"We all expected costs to go down because of the strike," says David Perry, VP-Head of Broadcast at Saatchi & Saatchi and head of the 4A's Broadcast Production Committee, which compiles the annual report from a survey of 20 agencies. "I thought it would go down more, but it's no real surprise that it went down a little bit. Last year was such an aberration I don't think you can draw any conclusions. The crashing of the dot-coms and the actors' strike skewed the survey a little. My prediction is that this year  will turn out to be more normal when it's over with."
On the production company side, producers agree that budgets have been getting tighter. "I think the budgets have come down a lot in reaction to the market," says Phillip Detchmendy, managing director at Tool of North America. "And a lot of those budgets have moved north to Canada, so I think budgets have been getting tighter." In addition to a drop in overall costs, the 4As' survey found that directors' fees slumped by five percent. "2000 was difficult because it was the year of the SAG strike," says Bill Sandwick, executive producer at production company HSI. "But clients have been squeezing costs for about three years.
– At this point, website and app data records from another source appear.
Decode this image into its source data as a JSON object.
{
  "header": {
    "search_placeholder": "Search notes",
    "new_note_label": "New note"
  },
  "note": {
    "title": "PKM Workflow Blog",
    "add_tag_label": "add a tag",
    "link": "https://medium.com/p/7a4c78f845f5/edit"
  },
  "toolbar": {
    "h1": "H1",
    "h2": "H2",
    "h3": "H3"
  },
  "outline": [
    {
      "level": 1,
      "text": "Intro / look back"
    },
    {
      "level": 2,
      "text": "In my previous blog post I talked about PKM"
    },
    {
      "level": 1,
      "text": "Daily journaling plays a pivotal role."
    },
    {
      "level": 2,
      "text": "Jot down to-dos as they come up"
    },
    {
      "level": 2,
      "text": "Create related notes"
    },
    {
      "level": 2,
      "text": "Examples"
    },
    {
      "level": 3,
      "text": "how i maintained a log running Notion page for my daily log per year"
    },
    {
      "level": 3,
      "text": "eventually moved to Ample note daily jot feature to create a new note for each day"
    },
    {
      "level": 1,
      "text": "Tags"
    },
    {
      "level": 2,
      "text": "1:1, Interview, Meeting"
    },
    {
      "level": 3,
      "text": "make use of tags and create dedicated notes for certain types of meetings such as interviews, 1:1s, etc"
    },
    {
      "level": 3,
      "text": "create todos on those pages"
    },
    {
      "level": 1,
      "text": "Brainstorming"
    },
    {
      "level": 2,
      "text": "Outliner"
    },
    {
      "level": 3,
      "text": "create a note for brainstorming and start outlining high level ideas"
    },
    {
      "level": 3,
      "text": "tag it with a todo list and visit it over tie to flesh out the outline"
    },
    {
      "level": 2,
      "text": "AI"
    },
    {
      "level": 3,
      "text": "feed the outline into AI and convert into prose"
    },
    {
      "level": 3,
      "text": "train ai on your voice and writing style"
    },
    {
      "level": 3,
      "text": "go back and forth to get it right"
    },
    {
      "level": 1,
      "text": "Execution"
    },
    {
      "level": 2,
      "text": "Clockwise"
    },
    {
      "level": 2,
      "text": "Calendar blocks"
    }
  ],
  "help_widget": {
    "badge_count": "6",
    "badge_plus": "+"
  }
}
In order to maintain our level of production, you basically try and find out how much money there is and try to make it great. That's what our job is these days. 2000 was hard, but 2001 has probably been one of the most difficult years in terms of production costs for us, because we still have to deliver a great job and we have less money to do it."
But how seriously should surveys like this be taken? Not very seriously says Frank Scherma, executive producer at Radical Media/Santa Monica. "You can't take a shoot in Arizona, plus a shoot in NY, divide it in two and get an average," he says. "You can't mix them all up like that." Scherma says the $332,000 the report cites as the average cost of a :30 is way too low, creating a false impression of what production is really worth, which could place further downward pressure on prices. "This report gives advertisers a false view of what commercials cost," he says. "It misrepresents the cost of production." Or, as Chelsea Pictures executive producer Steve Wax suggests, "Now we got them where they want us." (Contributing: Ann-Christine Diaz, Gabi Horn)